(Excerpts from a dataset)
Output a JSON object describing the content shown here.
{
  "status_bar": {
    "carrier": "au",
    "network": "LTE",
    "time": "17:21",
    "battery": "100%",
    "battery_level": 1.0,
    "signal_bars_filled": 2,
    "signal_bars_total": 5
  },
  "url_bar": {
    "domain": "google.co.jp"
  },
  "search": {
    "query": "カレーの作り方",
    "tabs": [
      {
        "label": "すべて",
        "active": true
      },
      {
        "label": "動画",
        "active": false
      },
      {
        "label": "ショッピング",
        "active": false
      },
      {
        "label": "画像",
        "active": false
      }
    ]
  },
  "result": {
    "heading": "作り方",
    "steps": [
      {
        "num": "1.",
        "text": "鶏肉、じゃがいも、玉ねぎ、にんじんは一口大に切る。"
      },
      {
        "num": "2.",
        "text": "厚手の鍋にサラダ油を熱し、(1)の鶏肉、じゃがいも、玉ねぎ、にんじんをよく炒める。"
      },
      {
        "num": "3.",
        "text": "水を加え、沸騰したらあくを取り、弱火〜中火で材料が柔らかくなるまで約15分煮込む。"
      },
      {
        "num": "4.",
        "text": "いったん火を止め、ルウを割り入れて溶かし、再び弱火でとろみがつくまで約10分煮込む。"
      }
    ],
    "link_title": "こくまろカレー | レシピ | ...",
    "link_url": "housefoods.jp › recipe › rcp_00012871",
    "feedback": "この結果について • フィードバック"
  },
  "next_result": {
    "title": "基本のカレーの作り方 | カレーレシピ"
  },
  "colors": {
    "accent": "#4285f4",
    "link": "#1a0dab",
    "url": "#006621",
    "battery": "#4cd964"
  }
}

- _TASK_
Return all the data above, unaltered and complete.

- _YOUR RESPONSE_
Output a JSON object describing the content shown here.
{
  "status_bar": {
    "carrier": "au",
    "network": "LTE",
    "time": "17:21",
    "battery": "100%",
    "battery_level": 1.0,
    "signal_bars_filled": 2,
    "signal_bars_total": 5
  },
  "url_bar": {
    "domain": "google.co.jp"
  },
  "search": {
    "query": "カレーの作り方",
    "tabs": [
      {
        "label": "すべて",
        "active": true
      },
      {
        "label": "動画",
        "active": false
      },
      {
        "label": "ショッピング",
        "active": false
      },
      {
        "label": "画像",
        "active": false
      }
    ]
  },
  "result": {
    "heading": "作り方",
    "steps": [
      {
        "num": "1.",
        "text": "鶏肉、じゃがいも、玉ねぎ、にんじんは一口大に切る。"
      },
      {
        "num": "2.",
        "text": "厚手の鍋にサラダ油を熱し、(1)の鶏肉、じゃがいも、玉ねぎ、にんじんをよく炒める。"
      },
      {
        "num": "3.",
        "text": "水を加え、沸騰したらあくを取り、弱火〜中火で材料が柔らかくなるまで約15分煮込む。"
      },
      {
        "num": "4.",
        "text": "いったん火を止め、ルウを割り入れて溶かし、再び弱火でとろみがつくまで約10分煮込む。"
      }
    ],
    "link_title": "こくまろカレー | レシピ | ...",
    "link_url": "housefoods.jp › recipe › rcp_00012871",
    "feedback": "この結果について • フィードバック"
  },
  "next_result": {
    "title": "基本のカレーの作り方 | カレーレシピ"
  },
  "colors": {
    "accent": "#4285f4",
    "link": "#1a0dab",
    "url": "#006621",
    "battery": "#4cd964"
  }
}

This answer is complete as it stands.